Whenever "text" appears in a line, please copy that line from the data.
[[ Study material open ]]
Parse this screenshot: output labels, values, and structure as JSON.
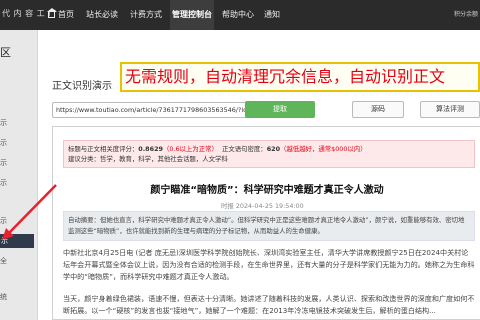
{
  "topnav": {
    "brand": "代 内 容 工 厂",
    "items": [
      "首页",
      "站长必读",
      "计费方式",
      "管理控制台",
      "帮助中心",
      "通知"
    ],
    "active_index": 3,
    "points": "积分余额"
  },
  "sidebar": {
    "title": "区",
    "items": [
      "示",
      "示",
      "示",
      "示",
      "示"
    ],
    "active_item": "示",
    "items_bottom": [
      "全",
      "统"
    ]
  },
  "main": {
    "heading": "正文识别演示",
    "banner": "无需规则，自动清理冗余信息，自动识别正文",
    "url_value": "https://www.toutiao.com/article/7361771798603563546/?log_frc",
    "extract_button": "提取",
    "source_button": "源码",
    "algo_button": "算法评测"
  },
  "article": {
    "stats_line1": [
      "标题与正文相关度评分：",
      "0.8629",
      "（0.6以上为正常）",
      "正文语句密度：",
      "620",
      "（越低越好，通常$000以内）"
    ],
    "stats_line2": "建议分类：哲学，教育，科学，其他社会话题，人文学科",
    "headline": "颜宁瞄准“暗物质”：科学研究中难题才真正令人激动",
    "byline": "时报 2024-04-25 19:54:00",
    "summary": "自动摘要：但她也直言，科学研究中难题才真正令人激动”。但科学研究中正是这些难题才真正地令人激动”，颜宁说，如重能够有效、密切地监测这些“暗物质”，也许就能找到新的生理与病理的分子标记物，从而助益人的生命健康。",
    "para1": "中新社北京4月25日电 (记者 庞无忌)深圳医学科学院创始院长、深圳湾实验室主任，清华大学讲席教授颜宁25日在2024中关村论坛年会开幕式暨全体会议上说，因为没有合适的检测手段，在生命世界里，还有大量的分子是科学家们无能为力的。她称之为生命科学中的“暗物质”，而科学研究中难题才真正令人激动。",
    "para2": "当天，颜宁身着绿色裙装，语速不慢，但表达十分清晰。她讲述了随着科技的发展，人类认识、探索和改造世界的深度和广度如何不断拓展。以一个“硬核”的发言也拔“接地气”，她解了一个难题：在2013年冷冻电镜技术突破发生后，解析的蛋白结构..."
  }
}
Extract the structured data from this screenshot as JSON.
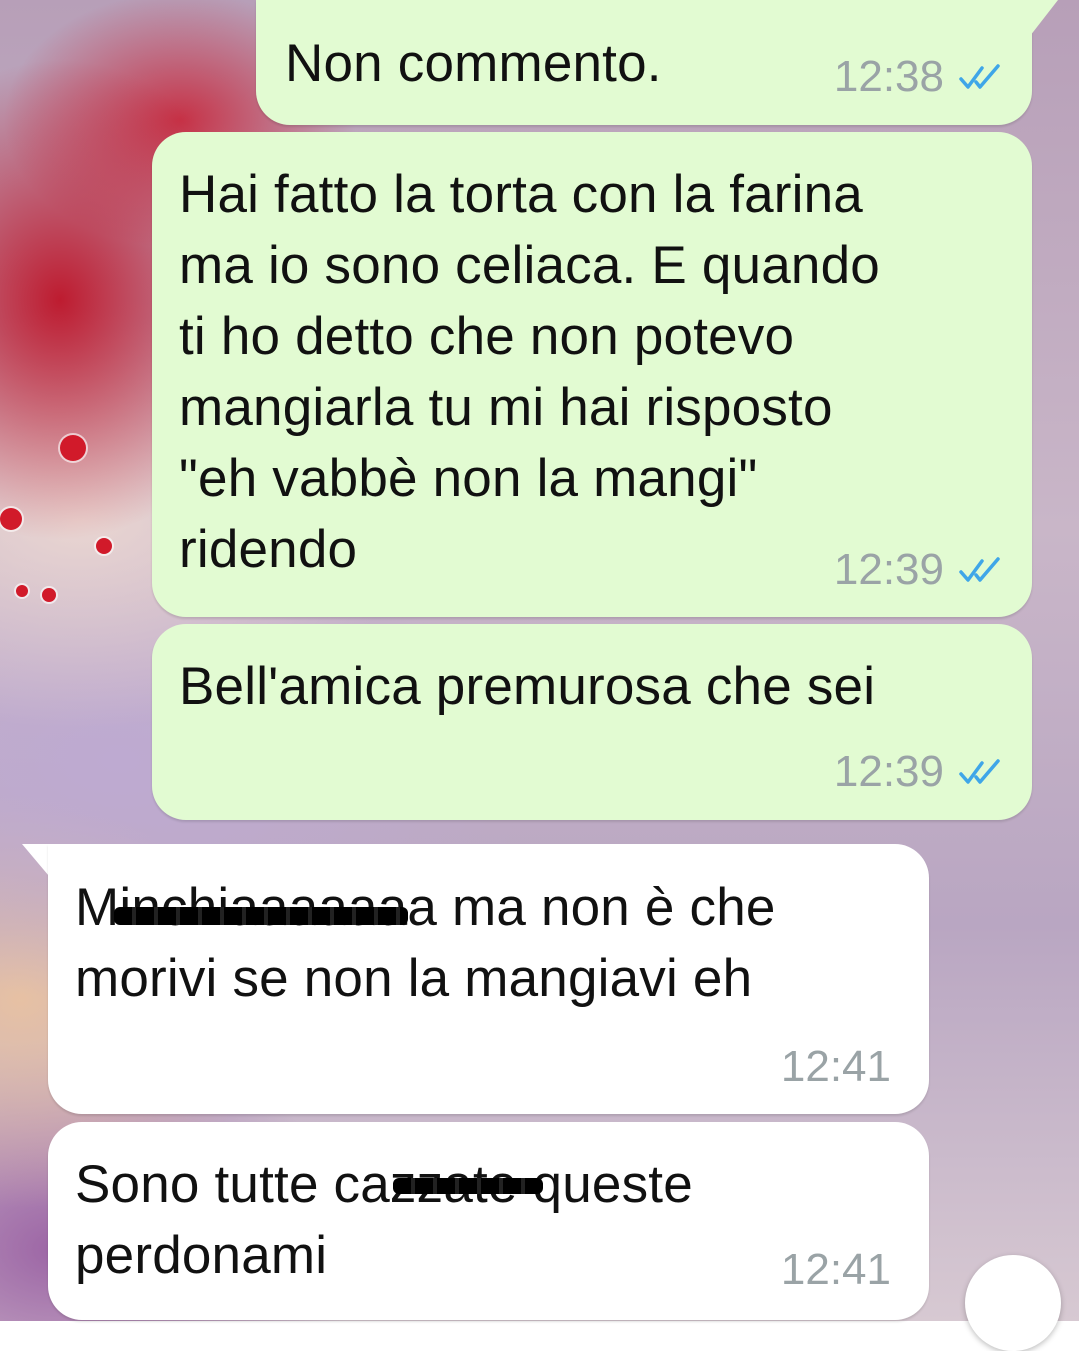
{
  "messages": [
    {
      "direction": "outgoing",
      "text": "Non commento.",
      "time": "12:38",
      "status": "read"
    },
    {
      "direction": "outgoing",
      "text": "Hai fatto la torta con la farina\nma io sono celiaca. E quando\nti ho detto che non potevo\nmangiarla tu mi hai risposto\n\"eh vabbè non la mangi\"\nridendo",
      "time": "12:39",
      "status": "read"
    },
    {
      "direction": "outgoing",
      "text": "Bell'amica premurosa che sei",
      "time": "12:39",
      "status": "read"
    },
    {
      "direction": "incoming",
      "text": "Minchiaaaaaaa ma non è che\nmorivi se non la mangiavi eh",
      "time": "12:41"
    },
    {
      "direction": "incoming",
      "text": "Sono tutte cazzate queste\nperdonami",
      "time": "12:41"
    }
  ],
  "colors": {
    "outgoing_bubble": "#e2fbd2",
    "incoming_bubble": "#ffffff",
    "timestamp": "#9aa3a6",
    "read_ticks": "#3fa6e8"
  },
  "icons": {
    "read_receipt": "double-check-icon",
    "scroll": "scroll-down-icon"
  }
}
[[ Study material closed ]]
▶ Exercise response
      "text": "Non commento.",
      "text": "Hai fatto la torta con la farina\nma io sono celiaca. E quando\nti ho detto che non potevo\nmangiarla tu mi hai risposto\n\"eh vabbè non la mangi\"\nridendo",
      "text": "Bell'amica premurosa che sei",
      "text": "Minchiaaaaaaa ma non è che\nmorivi se non la mangiavi eh",
      "text": "Sono tutte cazzate queste\nperdonami",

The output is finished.